‎After adoption, the son, no longer a slave, had the privilege of addressing his former master by the title of “father.” … More
Freeman, James M., and Harold J. Chadwick. Manners & Customs of the Bible. North Brunswick, NJ: Bridge-Logos Publishers, 1998. Print.
Post a Comment

Popular posts from this blog

A Threshing Floor

A Threshing Floor
In the ancient world, farmers used threshing floors to separate grain from its inedible husk (chaff) by beating it with a flail or walking animals on it—sometimes while towing a threshing sledge. Sledges were fitted with flint teeth to dehusk the grain more quickly. Other workers would turn the grain over so that it would be evenly threshed by the sledge.

My Utmost for His Highest

July 1st The inevitable penalty Verily I say unto thee, Thou shalt by no means come out thence, till thou have paid the uttermost farthing.Matthew 5:26. “There is no heaven with a little of hell in it.” God is determined to make you pure and holy and right; he will not allow you to escape for one moment from the scrutiny of the Holy Spirit. He urged you to come to judgment right away when He convicted you, but you did not; the inevitable process began to work and now you are in prison, and you will only get out when you have paid the uttermost farthing. ‘Is this a God of mercy, and of love?’ you say. Seen from God’s side, it is a glorious ministry of love. God is going to bring you out pure and spotless and undefiled; but He wants you to recognize the disposition you were showing—the disposition of your right to yourself. The moment you are willing that God should alter your disposition, His re-creating forces will begin to work. The moment you realize God’s purpose, which is to get you …

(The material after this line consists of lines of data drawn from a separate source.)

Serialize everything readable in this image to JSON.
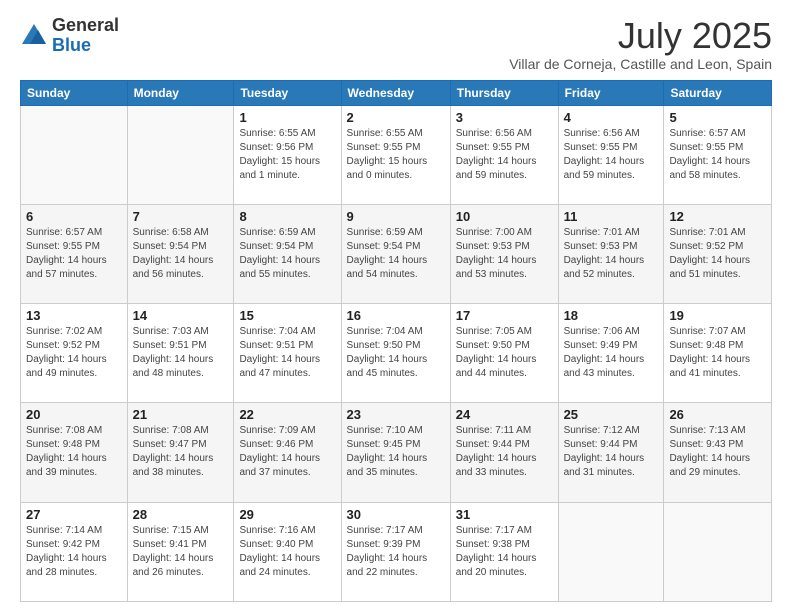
{
  "header": {
    "logo_general": "General",
    "logo_blue": "Blue",
    "main_title": "July 2025",
    "subtitle": "Villar de Corneja, Castille and Leon, Spain"
  },
  "days_of_week": [
    "Sunday",
    "Monday",
    "Tuesday",
    "Wednesday",
    "Thursday",
    "Friday",
    "Saturday"
  ],
  "weeks": [
    [
      {
        "day": "",
        "info": ""
      },
      {
        "day": "",
        "info": ""
      },
      {
        "day": "1",
        "info": "Sunrise: 6:55 AM\nSunset: 9:56 PM\nDaylight: 15 hours and 1 minute."
      },
      {
        "day": "2",
        "info": "Sunrise: 6:55 AM\nSunset: 9:55 PM\nDaylight: 15 hours and 0 minutes."
      },
      {
        "day": "3",
        "info": "Sunrise: 6:56 AM\nSunset: 9:55 PM\nDaylight: 14 hours and 59 minutes."
      },
      {
        "day": "4",
        "info": "Sunrise: 6:56 AM\nSunset: 9:55 PM\nDaylight: 14 hours and 59 minutes."
      },
      {
        "day": "5",
        "info": "Sunrise: 6:57 AM\nSunset: 9:55 PM\nDaylight: 14 hours and 58 minutes."
      }
    ],
    [
      {
        "day": "6",
        "info": "Sunrise: 6:57 AM\nSunset: 9:55 PM\nDaylight: 14 hours and 57 minutes."
      },
      {
        "day": "7",
        "info": "Sunrise: 6:58 AM\nSunset: 9:54 PM\nDaylight: 14 hours and 56 minutes."
      },
      {
        "day": "8",
        "info": "Sunrise: 6:59 AM\nSunset: 9:54 PM\nDaylight: 14 hours and 55 minutes."
      },
      {
        "day": "9",
        "info": "Sunrise: 6:59 AM\nSunset: 9:54 PM\nDaylight: 14 hours and 54 minutes."
      },
      {
        "day": "10",
        "info": "Sunrise: 7:00 AM\nSunset: 9:53 PM\nDaylight: 14 hours and 53 minutes."
      },
      {
        "day": "11",
        "info": "Sunrise: 7:01 AM\nSunset: 9:53 PM\nDaylight: 14 hours and 52 minutes."
      },
      {
        "day": "12",
        "info": "Sunrise: 7:01 AM\nSunset: 9:52 PM\nDaylight: 14 hours and 51 minutes."
      }
    ],
    [
      {
        "day": "13",
        "info": "Sunrise: 7:02 AM\nSunset: 9:52 PM\nDaylight: 14 hours and 49 minutes."
      },
      {
        "day": "14",
        "info": "Sunrise: 7:03 AM\nSunset: 9:51 PM\nDaylight: 14 hours and 48 minutes."
      },
      {
        "day": "15",
        "info": "Sunrise: 7:04 AM\nSunset: 9:51 PM\nDaylight: 14 hours and 47 minutes."
      },
      {
        "day": "16",
        "info": "Sunrise: 7:04 AM\nSunset: 9:50 PM\nDaylight: 14 hours and 45 minutes."
      },
      {
        "day": "17",
        "info": "Sunrise: 7:05 AM\nSunset: 9:50 PM\nDaylight: 14 hours and 44 minutes."
      },
      {
        "day": "18",
        "info": "Sunrise: 7:06 AM\nSunset: 9:49 PM\nDaylight: 14 hours and 43 minutes."
      },
      {
        "day": "19",
        "info": "Sunrise: 7:07 AM\nSunset: 9:48 PM\nDaylight: 14 hours and 41 minutes."
      }
    ],
    [
      {
        "day": "20",
        "info": "Sunrise: 7:08 AM\nSunset: 9:48 PM\nDaylight: 14 hours and 39 minutes."
      },
      {
        "day": "21",
        "info": "Sunrise: 7:08 AM\nSunset: 9:47 PM\nDaylight: 14 hours and 38 minutes."
      },
      {
        "day": "22",
        "info": "Sunrise: 7:09 AM\nSunset: 9:46 PM\nDaylight: 14 hours and 37 minutes."
      },
      {
        "day": "23",
        "info": "Sunrise: 7:10 AM\nSunset: 9:45 PM\nDaylight: 14 hours and 35 minutes."
      },
      {
        "day": "24",
        "info": "Sunrise: 7:11 AM\nSunset: 9:44 PM\nDaylight: 14 hours and 33 minutes."
      },
      {
        "day": "25",
        "info": "Sunrise: 7:12 AM\nSunset: 9:44 PM\nDaylight: 14 hours and 31 minutes."
      },
      {
        "day": "26",
        "info": "Sunrise: 7:13 AM\nSunset: 9:43 PM\nDaylight: 14 hours and 29 minutes."
      }
    ],
    [
      {
        "day": "27",
        "info": "Sunrise: 7:14 AM\nSunset: 9:42 PM\nDaylight: 14 hours and 28 minutes."
      },
      {
        "day": "28",
        "info": "Sunrise: 7:15 AM\nSunset: 9:41 PM\nDaylight: 14 hours and 26 minutes."
      },
      {
        "day": "29",
        "info": "Sunrise: 7:16 AM\nSunset: 9:40 PM\nDaylight: 14 hours and 24 minutes."
      },
      {
        "day": "30",
        "info": "Sunrise: 7:17 AM\nSunset: 9:39 PM\nDaylight: 14 hours and 22 minutes."
      },
      {
        "day": "31",
        "info": "Sunrise: 7:17 AM\nSunset: 9:38 PM\nDaylight: 14 hours and 20 minutes."
      },
      {
        "day": "",
        "info": ""
      },
      {
        "day": "",
        "info": ""
      }
    ]
  ]
}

Revised Common Lectionary

Sunday, July 9, 2017 | After Pentecost Proper 9 Year A


Old Testament & Psalm, Option I Old TestamentGenesis 24:34–38, 42–49, 58–67 Psalm Psalm 45:10–17 or Song of Solomon 2:8–13 or Old Testament & Psalm, Option II Old Testament Zechariah 9:9–12 Psalm Psalm 145:8–14 New Testament Romans 7:15–25a Gospel Matthew 11:16–19, 25–30

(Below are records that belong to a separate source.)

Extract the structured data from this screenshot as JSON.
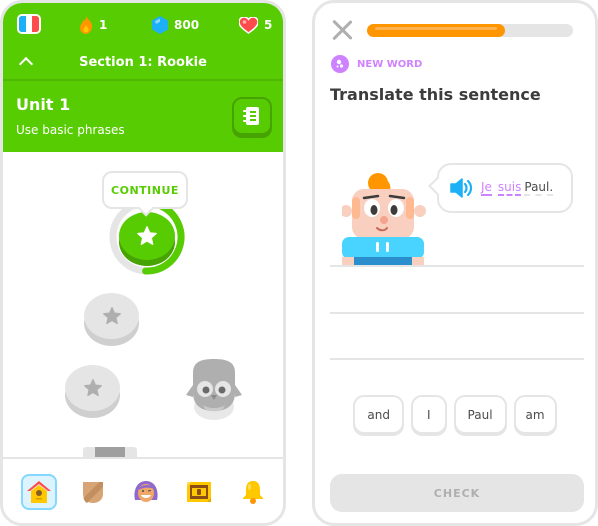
{
  "left": {
    "stats": {
      "course_flag": "french-flag-icon",
      "streak_count": "1",
      "gems_count": "800",
      "hearts_count": "5"
    },
    "section_title": "Section 1: Rookie",
    "unit": {
      "title": "Unit 1",
      "subtitle": "Use basic phrases"
    },
    "path": {
      "continue_label": "CONTINUE",
      "active_lesson_progress": 0.45
    },
    "bottom_nav": [
      {
        "name": "learn",
        "icon": "home-icon",
        "active": true
      },
      {
        "name": "leagues",
        "icon": "shield-icon",
        "active": false
      },
      {
        "name": "profile",
        "icon": "avatar-icon",
        "active": false
      },
      {
        "name": "shop",
        "icon": "chest-icon",
        "active": false
      },
      {
        "name": "notifications",
        "icon": "bell-icon",
        "active": false
      }
    ]
  },
  "right": {
    "progress": 0.67,
    "badge_label": "NEW WORD",
    "prompt": "Translate this sentence",
    "speech": {
      "words": [
        {
          "text": "Je",
          "hint": true
        },
        {
          "text": "suis",
          "hint": true
        },
        {
          "text": "Paul.",
          "hint": false
        }
      ]
    },
    "word_bank": [
      "and",
      "I",
      "Paul",
      "am"
    ],
    "check_label": "CHECK"
  },
  "colors": {
    "brand_green": "#58cc02",
    "progress_orange": "#ff9600",
    "new_word_purple": "#ce82ff",
    "speaker_blue": "#1cb0f6"
  }
}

Revised Common Lectionary. Bellingham, WA: Faithlife, 2009. Print.